Well, let me give you some ideas. I have mentioned some of this elsewhere, and I will try and link back to it later. It’s hard to know where to start giving advice when you don’t know the skill level and gear of the person you’re giving advice to, but I’ll make some assumptions and hope for the best.
The first thing you need is a PC you want to put Linux on. Linux is supported by people donating their time and so that means drivers and support are not always 100%, or that they lag more commercial endeavours, but these days you can have pretty good luck if your PC is fairly commodity. (If you have weird WiFi/network cards you might have problems, but you’ll have to try and find out, I guess.) If you just want to play, to see how Linux would feel, without “sacrificing” your PC, you can possibly use a virtual machine if your PC is powerful enough. Check out VirtualBox from Oracle for a good, free, virtual machine host.

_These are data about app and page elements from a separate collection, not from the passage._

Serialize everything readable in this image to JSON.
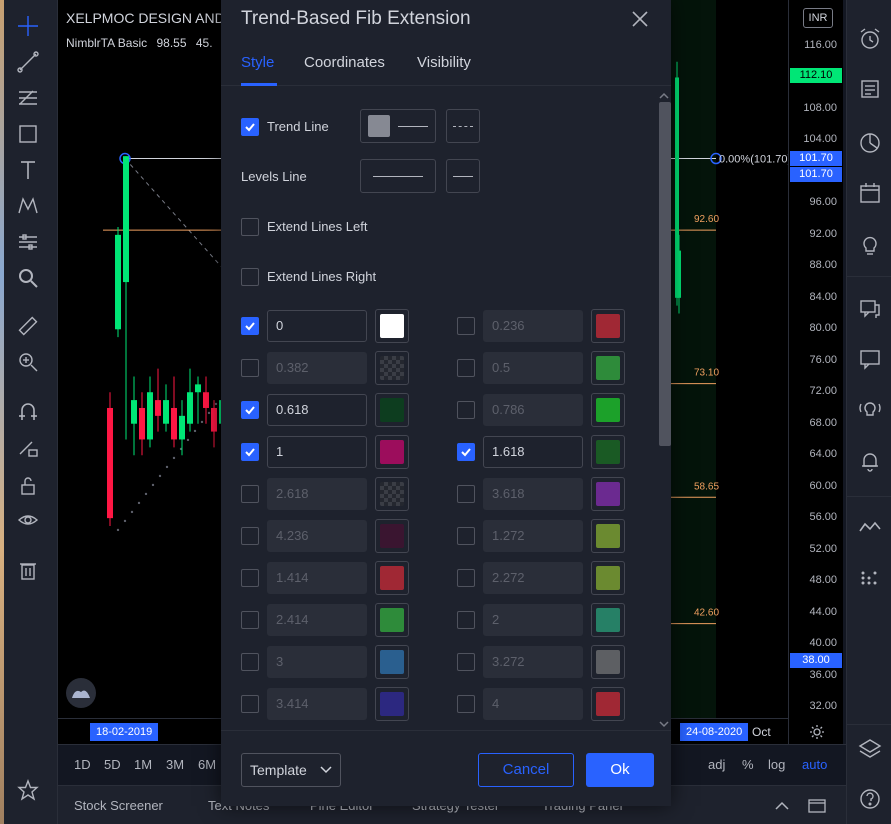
{
  "chart": {
    "symbol_title": "XELPMOC DESIGN AND",
    "indicator_name": "NimblrTA Basic",
    "indicator_val1": "98.55",
    "indicator_val2": "45.",
    "fib_label": "0.00%(101.70)",
    "fib_levels_right": [
      "92.60",
      "73.10",
      "58.65",
      "42.60"
    ],
    "candles": [
      {
        "o": 70,
        "c": 56,
        "h": 72,
        "l": 55
      },
      {
        "o": 80,
        "c": 92,
        "h": 93,
        "l": 79
      },
      {
        "o": 86,
        "c": 102,
        "h": 102,
        "l": 66
      },
      {
        "o": 68,
        "c": 71,
        "h": 74,
        "l": 64
      },
      {
        "o": 70,
        "c": 66,
        "h": 72,
        "l": 64
      },
      {
        "o": 66,
        "c": 72,
        "h": 74,
        "l": 65
      },
      {
        "o": 71,
        "c": 69,
        "h": 75,
        "l": 67
      },
      {
        "o": 68,
        "c": 71,
        "h": 73,
        "l": 67
      },
      {
        "o": 70,
        "c": 66,
        "h": 74,
        "l": 65
      },
      {
        "o": 66,
        "c": 69,
        "h": 71,
        "l": 64
      },
      {
        "o": 68,
        "c": 72,
        "h": 75,
        "l": 67
      },
      {
        "o": 72,
        "c": 73,
        "h": 74,
        "l": 68
      },
      {
        "o": 72,
        "c": 70,
        "h": 74,
        "l": 68
      },
      {
        "o": 70,
        "c": 67,
        "h": 71,
        "l": 65
      },
      {
        "o": 68,
        "c": 71,
        "h": 72,
        "l": 66
      }
    ],
    "right_candles": [
      {
        "o": 84,
        "c": 112,
        "h": 114,
        "l": 83
      },
      {
        "o": 84,
        "c": 90,
        "h": 92,
        "l": 82
      }
    ]
  },
  "price_scale": {
    "currency": "INR",
    "ticks": [
      "116.00",
      "108.00",
      "104.00",
      "96.00",
      "92.00",
      "88.00",
      "84.00",
      "80.00",
      "76.00",
      "72.00",
      "68.00",
      "64.00",
      "60.00",
      "56.00",
      "52.00",
      "48.00",
      "44.00",
      "40.00",
      "36.00",
      "32.00"
    ],
    "tag_current": "112.10",
    "tag_fib1": "101.70",
    "tag_fib2": "101.70",
    "tag_low": "38.00"
  },
  "time_scale": {
    "start_date": "18-02-2019",
    "end_date": "24-08-2020",
    "month": "Oct"
  },
  "bottom_bar": {
    "timeframes": [
      "1D",
      "5D",
      "1M",
      "3M",
      "6M"
    ],
    "right_opts": [
      "adj",
      "%",
      "log",
      "auto"
    ]
  },
  "panel_tabs": [
    "Stock Screener",
    "Text Notes",
    "Pine Editor",
    "Strategy Tester",
    "Trading Panel"
  ],
  "dialog": {
    "title": "Trend-Based Fib Extension",
    "tabs": [
      "Style",
      "Coordinates",
      "Visibility"
    ],
    "trend_line_label": "Trend Line",
    "levels_line_label": "Levels Line",
    "extend_left_label": "Extend Lines Left",
    "extend_right_label": "Extend Lines Right",
    "levels_left": [
      {
        "value": "0",
        "checked": true,
        "color": "#ffffff"
      },
      {
        "value": "0.382",
        "checked": false,
        "color": "checker"
      },
      {
        "value": "0.618",
        "checked": true,
        "color": "#0d3d1f"
      },
      {
        "value": "1",
        "checked": true,
        "color": "#9c0d5c"
      },
      {
        "value": "2.618",
        "checked": false,
        "color": "checker"
      },
      {
        "value": "4.236",
        "checked": false,
        "color": "#3a1530"
      },
      {
        "value": "1.414",
        "checked": false,
        "color": "#a02834"
      },
      {
        "value": "2.414",
        "checked": false,
        "color": "#2e8b3a"
      },
      {
        "value": "3",
        "checked": false,
        "color": "#2a5f8f"
      },
      {
        "value": "3.414",
        "checked": false,
        "color": "#2c2880"
      }
    ],
    "levels_right": [
      {
        "value": "0.236",
        "checked": false,
        "color": "#a02834"
      },
      {
        "value": "0.5",
        "checked": false,
        "color": "#2e8b3a"
      },
      {
        "value": "0.786",
        "checked": false,
        "color": "#1ca12a"
      },
      {
        "value": "1.618",
        "checked": true,
        "color": "#1a5a24"
      },
      {
        "value": "3.618",
        "checked": false,
        "color": "#6b2a90"
      },
      {
        "value": "1.272",
        "checked": false,
        "color": "#6b8a30"
      },
      {
        "value": "2.272",
        "checked": false,
        "color": "#6b8a30"
      },
      {
        "value": "2",
        "checked": false,
        "color": "#268066"
      },
      {
        "value": "3.272",
        "checked": false,
        "color": "#5d5f63"
      },
      {
        "value": "4",
        "checked": false,
        "color": "#a02834"
      }
    ],
    "template_label": "Template",
    "cancel_label": "Cancel",
    "ok_label": "Ok"
  }
}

If you’re going to install it onto a spare PC, make sure you backup anything on it, just in case. There are some installers for Linux out there that will set up dual boot so you can keep your current OS, but that can lead to tricky problems with updating the other OS (Windows 10 has had issues with this, for example.) If you have the hardware, better to dedicate it to the effort to have one less thing to go wrong.
So now you need to figure out how to get that Linux installed on the PC. To do that, you’re going to need to be able to boot from a Linux image. Now is the time to see how that works. If you’re cool poking around in your BIOS/UEFI then you can look there for boot order or boot utilities. Many machines show a message when they’re booting about pressing a key for the boot manager… like F12 or F8 or something. This is also the point where you can look to see if you can boot from a USB stick if you don’t have a DVDROM drive to boot off of.

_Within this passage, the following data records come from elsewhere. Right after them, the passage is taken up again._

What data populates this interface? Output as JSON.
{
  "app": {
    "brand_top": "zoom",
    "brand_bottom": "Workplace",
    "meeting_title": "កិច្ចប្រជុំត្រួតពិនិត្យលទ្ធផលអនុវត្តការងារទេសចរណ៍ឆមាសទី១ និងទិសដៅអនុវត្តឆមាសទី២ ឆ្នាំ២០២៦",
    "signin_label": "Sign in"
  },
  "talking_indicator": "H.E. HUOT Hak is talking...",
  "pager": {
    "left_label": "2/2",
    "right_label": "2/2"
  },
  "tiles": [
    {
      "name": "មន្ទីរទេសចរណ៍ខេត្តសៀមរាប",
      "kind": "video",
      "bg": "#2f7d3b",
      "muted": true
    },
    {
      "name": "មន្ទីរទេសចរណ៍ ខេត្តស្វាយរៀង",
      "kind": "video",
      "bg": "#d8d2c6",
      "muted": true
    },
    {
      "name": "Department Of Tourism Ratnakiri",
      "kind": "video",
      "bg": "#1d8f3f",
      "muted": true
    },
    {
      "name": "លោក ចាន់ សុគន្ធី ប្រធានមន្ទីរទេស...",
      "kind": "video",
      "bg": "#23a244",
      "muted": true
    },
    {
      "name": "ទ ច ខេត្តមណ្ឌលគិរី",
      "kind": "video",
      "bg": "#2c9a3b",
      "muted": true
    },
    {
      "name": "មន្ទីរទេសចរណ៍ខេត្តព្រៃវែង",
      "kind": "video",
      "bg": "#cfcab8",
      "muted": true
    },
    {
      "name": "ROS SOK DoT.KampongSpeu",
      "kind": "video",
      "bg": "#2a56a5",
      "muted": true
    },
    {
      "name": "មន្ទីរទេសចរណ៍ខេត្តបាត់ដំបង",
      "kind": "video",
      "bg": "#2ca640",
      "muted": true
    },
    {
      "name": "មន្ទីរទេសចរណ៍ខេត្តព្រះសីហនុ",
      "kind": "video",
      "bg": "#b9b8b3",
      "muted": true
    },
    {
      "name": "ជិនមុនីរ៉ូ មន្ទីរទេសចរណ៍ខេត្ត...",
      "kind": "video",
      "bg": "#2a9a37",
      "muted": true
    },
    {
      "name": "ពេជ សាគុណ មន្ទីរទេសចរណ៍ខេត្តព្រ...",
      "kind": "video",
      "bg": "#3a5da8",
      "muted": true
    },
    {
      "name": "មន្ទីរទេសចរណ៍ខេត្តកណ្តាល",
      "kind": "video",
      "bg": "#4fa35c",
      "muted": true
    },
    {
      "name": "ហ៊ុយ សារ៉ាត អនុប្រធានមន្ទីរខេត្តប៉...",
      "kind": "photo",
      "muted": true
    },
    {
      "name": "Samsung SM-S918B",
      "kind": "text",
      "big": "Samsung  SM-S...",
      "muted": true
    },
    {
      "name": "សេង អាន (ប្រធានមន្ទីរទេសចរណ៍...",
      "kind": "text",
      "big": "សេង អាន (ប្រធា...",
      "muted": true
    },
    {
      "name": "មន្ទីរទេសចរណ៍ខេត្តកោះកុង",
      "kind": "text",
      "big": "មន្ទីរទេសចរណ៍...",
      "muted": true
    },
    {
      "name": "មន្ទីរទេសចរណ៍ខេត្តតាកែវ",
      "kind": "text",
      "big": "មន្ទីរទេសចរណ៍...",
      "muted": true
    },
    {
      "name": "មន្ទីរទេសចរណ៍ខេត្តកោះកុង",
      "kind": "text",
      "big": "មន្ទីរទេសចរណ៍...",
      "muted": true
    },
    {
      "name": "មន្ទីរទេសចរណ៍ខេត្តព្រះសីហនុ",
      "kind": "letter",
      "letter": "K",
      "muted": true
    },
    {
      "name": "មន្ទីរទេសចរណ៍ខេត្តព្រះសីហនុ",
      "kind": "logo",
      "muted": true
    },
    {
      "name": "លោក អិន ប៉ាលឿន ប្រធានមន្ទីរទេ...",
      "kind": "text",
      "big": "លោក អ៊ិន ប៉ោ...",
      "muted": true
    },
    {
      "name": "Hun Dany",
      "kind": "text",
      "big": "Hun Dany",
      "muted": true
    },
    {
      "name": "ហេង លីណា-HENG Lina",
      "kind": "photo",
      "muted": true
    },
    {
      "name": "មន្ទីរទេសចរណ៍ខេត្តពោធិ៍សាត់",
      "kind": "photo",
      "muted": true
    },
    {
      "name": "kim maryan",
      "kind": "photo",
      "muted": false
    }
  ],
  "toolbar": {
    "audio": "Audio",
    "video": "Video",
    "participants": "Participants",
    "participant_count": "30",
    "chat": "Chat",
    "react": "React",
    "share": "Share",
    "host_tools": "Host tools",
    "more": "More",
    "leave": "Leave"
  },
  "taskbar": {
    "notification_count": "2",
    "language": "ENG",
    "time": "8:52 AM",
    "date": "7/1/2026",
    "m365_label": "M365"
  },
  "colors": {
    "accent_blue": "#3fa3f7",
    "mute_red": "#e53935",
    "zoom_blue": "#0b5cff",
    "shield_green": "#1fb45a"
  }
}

Most distributions come in a ISO format… which is basically an image of a CD or DVD. If you have a machine that can boot off a DVD, then you can download the ISO and burn it onto a CD or DVD (depending on size) and boot from it. If you are on Windows and need a tool to burn an ISO, I would recommend ImgBurn https://www.imgburn.com/ as a nice light tool.

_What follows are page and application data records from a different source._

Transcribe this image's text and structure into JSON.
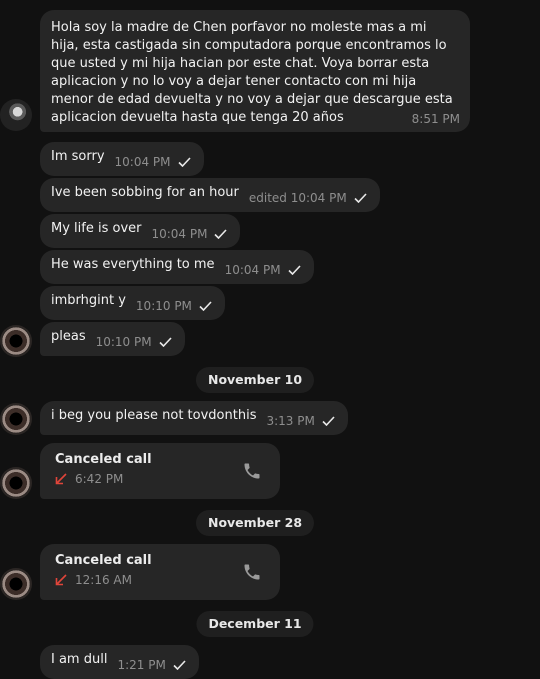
{
  "messages": [
    {
      "id": "m0",
      "text": "Hola soy la madre de Chen porfavor no moleste mas a mi hija, esta castigada sin computadora porque encontramos lo que usted y mi hija hacian por este chat. Voya borrar esta aplicacion y no lo voy a dejar tener contacto con mi hija menor de edad devuelta y no voy a dejar que descargue esta aplicacion devuelta hasta que tenga 20 años",
      "time": "8:51 PM"
    },
    {
      "id": "m1",
      "text": "Im sorry",
      "time": "10:04 PM"
    },
    {
      "id": "m2",
      "text": "Ive been sobbing for an hour",
      "time": "edited 10:04 PM"
    },
    {
      "id": "m3",
      "text": "My life is over",
      "time": "10:04 PM"
    },
    {
      "id": "m4",
      "text": "He was everything to me",
      "time": "10:04 PM"
    },
    {
      "id": "m5",
      "text": "imbrhgint y",
      "time": "10:10 PM"
    },
    {
      "id": "m6",
      "text": "pleas",
      "time": "10:10 PM"
    },
    {
      "id": "m7",
      "text": "i beg you please not tovdonthis",
      "time": "3:13 PM"
    },
    {
      "id": "c1",
      "title": "Canceled call",
      "time": "6:42 PM"
    },
    {
      "id": "c2",
      "title": "Canceled call",
      "time": "12:16 AM"
    },
    {
      "id": "m8",
      "text": "I am dull",
      "time": "1:21 PM"
    }
  ],
  "dates": {
    "nov10": "November 10",
    "nov28": "November 28",
    "dec11": "December 11"
  },
  "icons": {
    "check": "checkmark-icon",
    "phone": "phone-icon",
    "missed_arrow": "call-arrow-icon"
  },
  "colors": {
    "background": "#111111",
    "bubble": "#262626",
    "meta_text": "#8e8e8e",
    "missed_call_red": "#e0453a"
  }
}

And this is about as much as I can offer. At this point you have chosen your distribution, and downloaded the ISO and burned it to a bootable media. Now you boot it, and hopefully follow simple instructions to install it. Some of them may ask you to set a password for “root”.
In Unix root is the admin account. It is all powerful. Make sure you choose a good secure password, and don’t forget it… write down if you have to. In general you should not run day to day as root. You should be in a user account, and you will elevate to the root user when it is necessary. (Mostly for maintenance and installing programs.)
Many other Linux distros have disabled the root account for direct logins. In that case, it will ask for your user account name and password, and it will make this user account able to do admin. It does this by putting your account in a list known as the sudoers list. The sudo command is a command that lets you “set user and do” commands from the command line. So if you needed to run command “foo” as root, you would do “sudo foo”. It will prompt you for YOUR password (to confirm you’re still at the keyboard, and some hacker hasn’t just sat down when you got up to get coffee) and change to user root and run the foo command.
That should be enough to get you going. Have fun learning and exploring. I bet you’ll feel pretty comfortable pretty quick, and you can always ask back here if you get stuck.